WORK REQUIRED:
Every line of the listing that holds the word "this" should be returned.

TASK INPUTS:
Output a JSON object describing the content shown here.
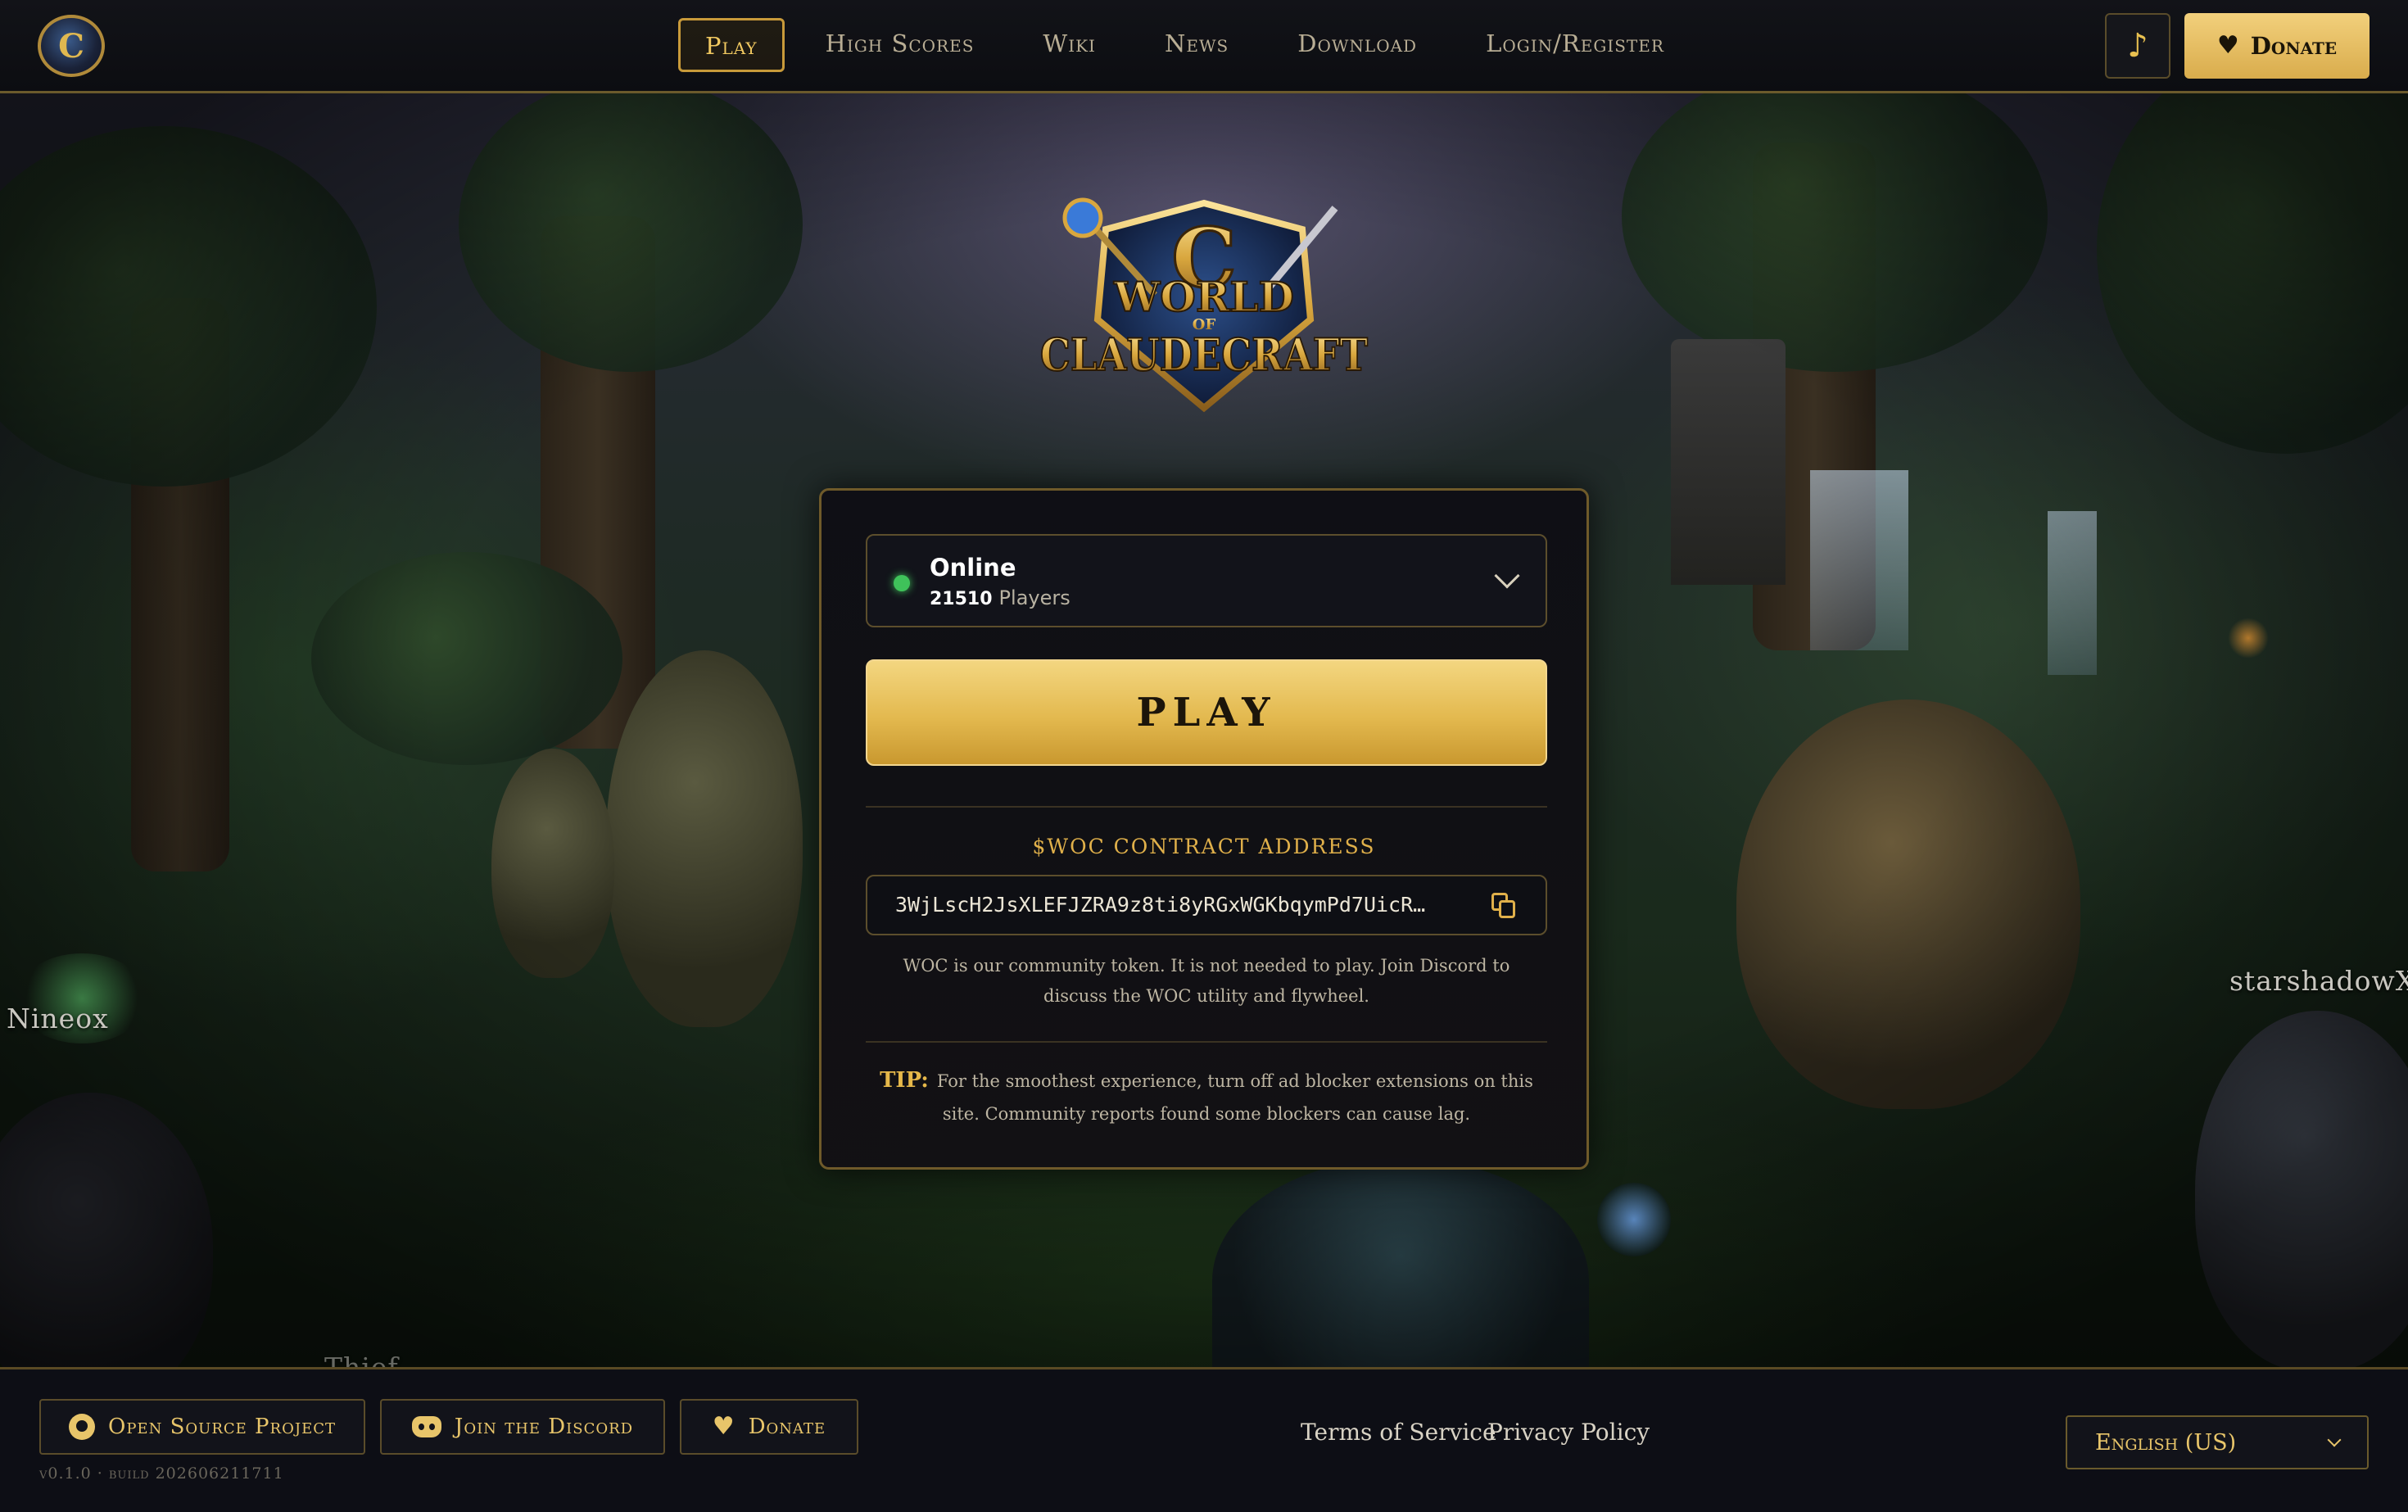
{
  "nav": {
    "items": [
      {
        "label": "Play",
        "active": true
      },
      {
        "label": "High Scores",
        "active": false
      },
      {
        "label": "Wiki",
        "active": false
      },
      {
        "label": "News",
        "active": false
      },
      {
        "label": "Download",
        "active": false
      },
      {
        "label": "Login/Register",
        "active": false
      }
    ],
    "music_icon": "music-note-icon",
    "donate_label": "Donate"
  },
  "logo": {
    "line1": "WORLD",
    "line2": "OF",
    "line3": "CLAUDECRAFT",
    "emblem_letter": "C"
  },
  "scene": {
    "player_names": [
      "Nineox",
      "starshadowX",
      "Thief"
    ]
  },
  "server": {
    "status": "Online",
    "status_color": "#3fc25a",
    "player_count": "21510",
    "players_label": "Players"
  },
  "play_button": "PLAY",
  "contract": {
    "title": "$WOC CONTRACT ADDRESS",
    "address": "3WjLscH2JsXLEFJZRA9z8ti8yRGxWGKbqymPd7UicR…",
    "note": "WOC is our community token. It is not needed to play. Join Discord to discuss the WOC utility and flywheel."
  },
  "tip": {
    "label": "TIP:",
    "text": "For the smoothest experience, turn off ad blocker extensions on this site. Community reports found some blockers can cause lag."
  },
  "footer": {
    "open_source": "Open Source Project",
    "discord": "Join the Discord",
    "donate": "Donate",
    "version": "v0.1.0 · build 202606211711",
    "terms": "Terms of Service",
    "privacy": "Privacy Policy",
    "language": "English (US)"
  },
  "colors": {
    "accent_gold": "#e0b04a",
    "play_button": "#e3b94f",
    "background": "#0b0d14"
  }
}
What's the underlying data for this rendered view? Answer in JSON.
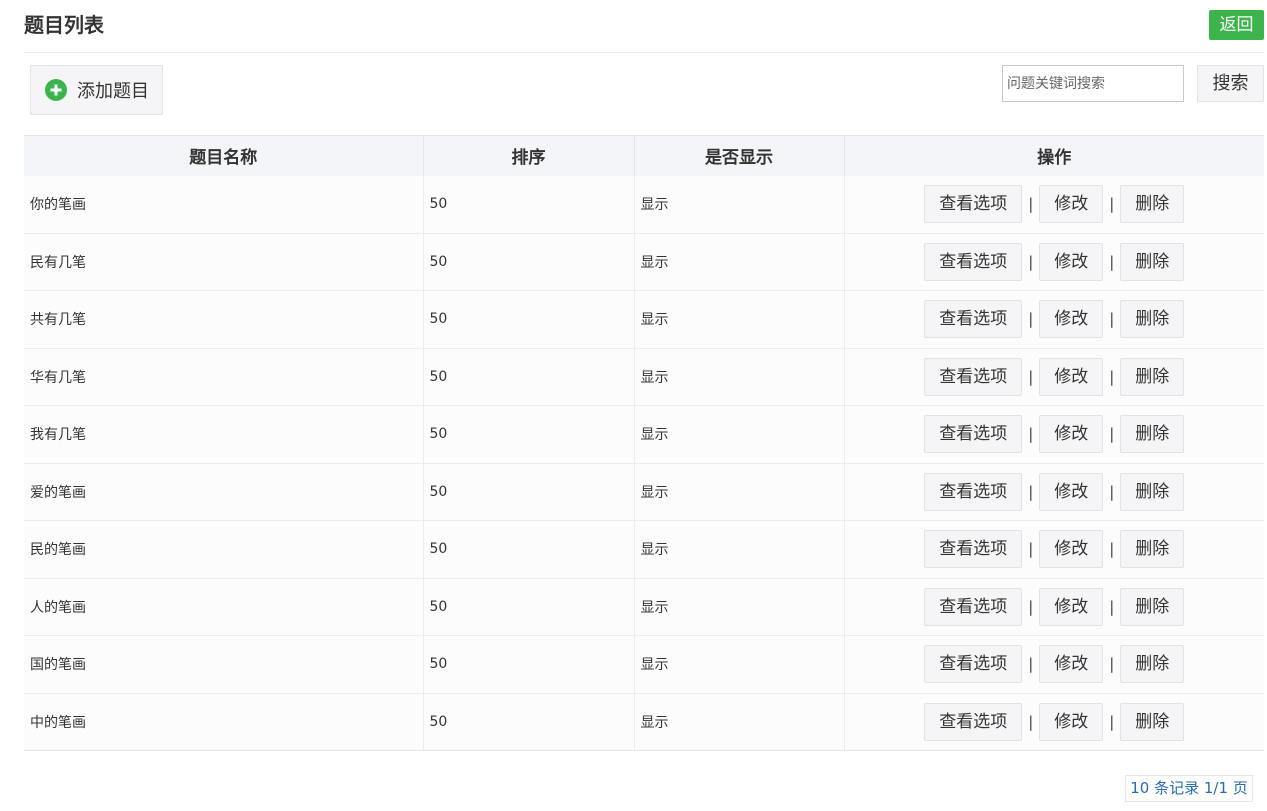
{
  "header": {
    "title": "题目列表",
    "back_label": "返回"
  },
  "toolbar": {
    "add_label": "添加题目",
    "search_placeholder": "问题关键词搜索",
    "search_label": "搜索"
  },
  "table": {
    "columns": [
      "题目名称",
      "排序",
      "是否显示",
      "操作"
    ],
    "actions": {
      "view": "查看选项",
      "edit": "修改",
      "delete": "删除",
      "separator": "|"
    },
    "rows": [
      {
        "name": "你的笔画",
        "order": "50",
        "display": "显示"
      },
      {
        "name": "民有几笔",
        "order": "50",
        "display": "显示"
      },
      {
        "name": "共有几笔",
        "order": "50",
        "display": "显示"
      },
      {
        "name": "华有几笔",
        "order": "50",
        "display": "显示"
      },
      {
        "name": "我有几笔",
        "order": "50",
        "display": "显示"
      },
      {
        "name": "爱的笔画",
        "order": "50",
        "display": "显示"
      },
      {
        "name": "民的笔画",
        "order": "50",
        "display": "显示"
      },
      {
        "name": "人的笔画",
        "order": "50",
        "display": "显示"
      },
      {
        "name": "国的笔画",
        "order": "50",
        "display": "显示"
      },
      {
        "name": "中的笔画",
        "order": "50",
        "display": "显示"
      }
    ]
  },
  "pager": {
    "summary": "10 条记录 1/1 页"
  },
  "colors": {
    "accent_green": "#3cb44b",
    "link_blue": "#2a6cb0"
  },
  "icons": {
    "add": "plus-circle-icon"
  }
}
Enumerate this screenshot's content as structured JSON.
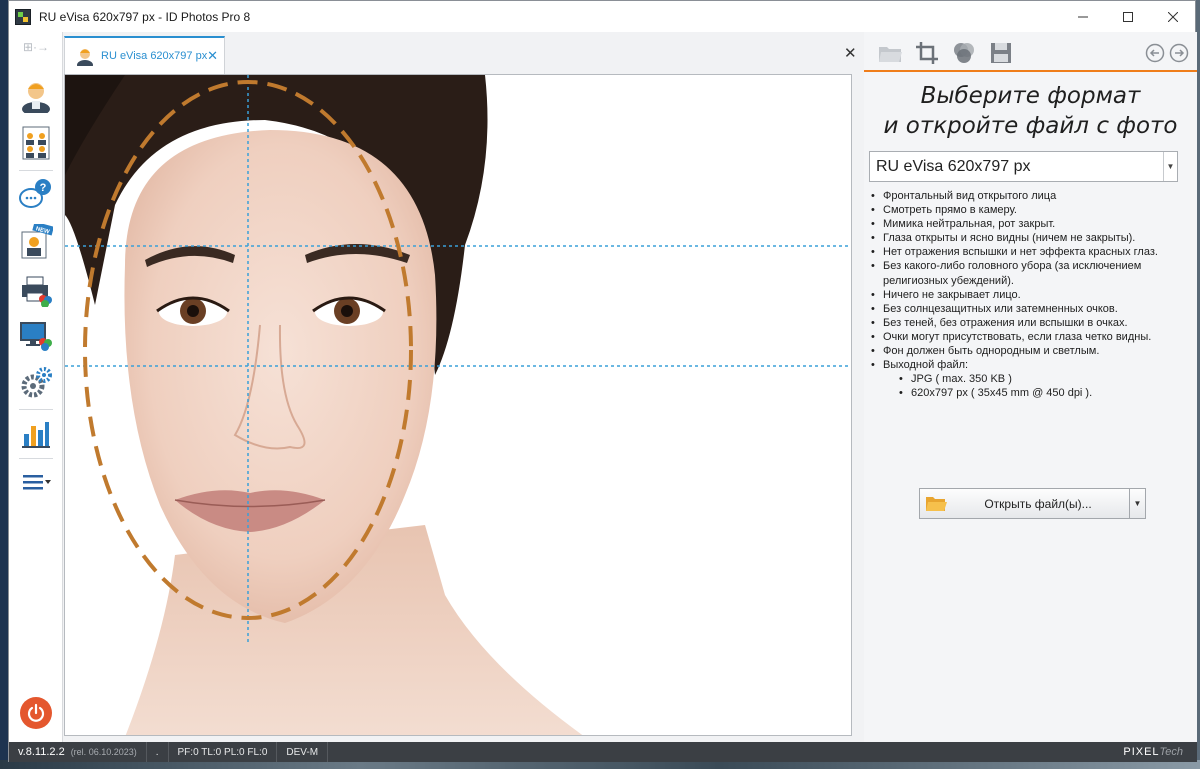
{
  "window": {
    "title": "RU eVisa 620x797 px - ID Photos Pro 8",
    "minimize_label": "Minimize",
    "maximize_label": "Maximize",
    "close_label": "Close"
  },
  "sidebar": {
    "items": [
      {
        "name": "single-photo",
        "icon": "person-icon"
      },
      {
        "name": "batch",
        "icon": "group-icon"
      },
      {
        "name": "help",
        "icon": "help-bubble-icon"
      },
      {
        "name": "new-profile",
        "icon": "new-person-icon"
      },
      {
        "name": "print",
        "icon": "printer-icon"
      },
      {
        "name": "display",
        "icon": "monitor-icon"
      },
      {
        "name": "settings",
        "icon": "gears-icon"
      },
      {
        "name": "statistics",
        "icon": "bar-chart-icon"
      },
      {
        "name": "menu",
        "icon": "menu-icon"
      }
    ]
  },
  "tab": {
    "label": "RU eVisa 620x797 px",
    "close": "✕"
  },
  "tabstrip_close": "✕",
  "right_panel": {
    "heading_line1": "Выберите формат",
    "heading_line2": "и откройте файл с фото",
    "format_select": "RU eVisa 620x797 px",
    "requirements": [
      "Фронтальный вид открытого лица",
      "Смотреть прямо в камеру.",
      "Мимика нейтральная, рот закрыт.",
      "Глаза открыты и ясно видны (ничем не закрыты).",
      "Нет отражения вспышки и нет эффекта красных глаз.",
      "Без какого-либо головного убора (за исключением религиозных убеждений).",
      "Ничего не закрывает лицо.",
      "Без солнцезащитных или затемненных очков.",
      "Без теней, без отражения или вспышки в очках.",
      "Очки могут присутствовать, если глаза четко видны.",
      "Фон должен быть однородным и светлым.",
      "Выходной файл:"
    ],
    "output_details": [
      "JPG  ( max. 350 KB )",
      "620x797 px  ( 35x45 mm @ 450 dpi )."
    ],
    "open_button": "Открыть файл(ы)..."
  },
  "statusbar": {
    "version": "v.8.11.2.2",
    "release": "(rel. 06.10.2023)",
    "dot": ".",
    "counters": "PF:0 TL:0 PL:0 FL:0",
    "mode": "DEV-M",
    "brand_main": "PIXEL",
    "brand_tech": "Tech"
  },
  "colors": {
    "accent": "#2a8fd0",
    "orange": "#ef7d1a",
    "guide_oval": "#c07a2e",
    "guide_line": "#3aa0d8"
  }
}
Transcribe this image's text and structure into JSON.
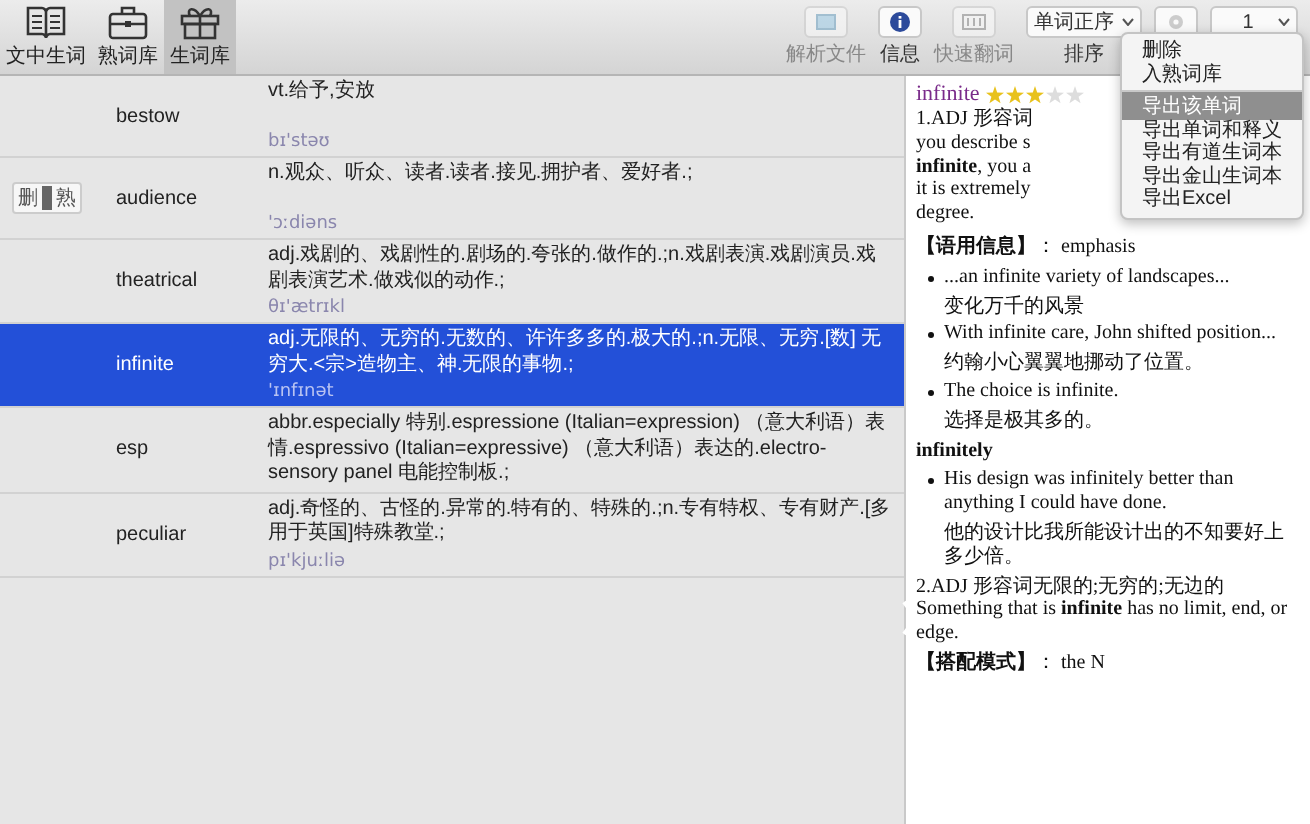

RESPONSE TO THE EXERCISE:
    "text": "For the smoothest experience, turn off ad blocker extensions on this site. Community reports found some blockers can cause lag."
What's the underlying data for this rendered view? Answer in JSON.
Enumerate this screenshot's content as structured JSON.
Transcribe this image's text and structure into JSON.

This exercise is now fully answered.